WORK INSTRUCTIONS: Exactness is required. Restate every entry as written.

[THE DATA Boundary: Start]

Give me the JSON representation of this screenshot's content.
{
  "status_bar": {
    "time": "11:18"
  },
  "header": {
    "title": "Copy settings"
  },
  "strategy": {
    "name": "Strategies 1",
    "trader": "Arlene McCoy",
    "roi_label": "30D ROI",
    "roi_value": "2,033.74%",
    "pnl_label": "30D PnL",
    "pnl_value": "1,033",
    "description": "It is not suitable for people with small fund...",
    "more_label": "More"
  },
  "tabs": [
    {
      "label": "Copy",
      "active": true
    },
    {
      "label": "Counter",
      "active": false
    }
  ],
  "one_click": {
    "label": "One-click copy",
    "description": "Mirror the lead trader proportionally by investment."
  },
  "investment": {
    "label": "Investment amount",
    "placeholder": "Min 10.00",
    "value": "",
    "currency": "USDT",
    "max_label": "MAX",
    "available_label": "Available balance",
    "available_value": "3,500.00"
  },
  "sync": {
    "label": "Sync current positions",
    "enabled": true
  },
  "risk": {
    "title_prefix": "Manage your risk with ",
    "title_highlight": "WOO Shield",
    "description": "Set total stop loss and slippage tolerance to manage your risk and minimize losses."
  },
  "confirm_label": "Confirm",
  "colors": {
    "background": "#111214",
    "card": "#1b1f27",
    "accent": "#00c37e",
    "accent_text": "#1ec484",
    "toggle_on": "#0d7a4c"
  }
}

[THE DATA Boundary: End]

ANSWER TO THE EXERCISE:
Give me the JSON representation of this screenshot's content.
{
  "status_bar": {
    "time": "11:18"
  },
  "header": {
    "title": "Copy settings"
  },
  "strategy": {
    "name": "Strategies 1",
    "trader": "Arlene McCoy",
    "roi_label": "30D ROI",
    "roi_value": "2,033.74%",
    "pnl_label": "30D PnL",
    "pnl_value": "1,033",
    "description": "It is not suitable for people with small fund...",
    "more_label": "More"
  },
  "tabs": [
    {
      "label": "Copy",
      "active": true
    },
    {
      "label": "Counter",
      "active": false
    }
  ],
  "one_click": {
    "label": "One-click copy",
    "description": "Mirror the lead trader proportionally by investment."
  },
  "investment": {
    "label": "Investment amount",
    "placeholder": "Min 10.00",
    "value": "",
    "currency": "USDT",
    "max_label": "MAX",
    "available_label": "Available balance",
    "available_value": "3,500.00"
  },
  "sync": {
    "label": "Sync current positions",
    "enabled": true
  },
  "risk": {
    "title_prefix": "Manage your risk with ",
    "title_highlight": "WOO Shield",
    "description": "Set total stop loss and slippage tolerance to manage your risk and minimize losses."
  },
  "confirm_label": "Confirm",
  "colors": {
    "background": "#111214",
    "card": "#1b1f27",
    "accent": "#00c37e",
    "accent_text": "#1ec484",
    "toggle_on": "#0d7a4c"
  }
}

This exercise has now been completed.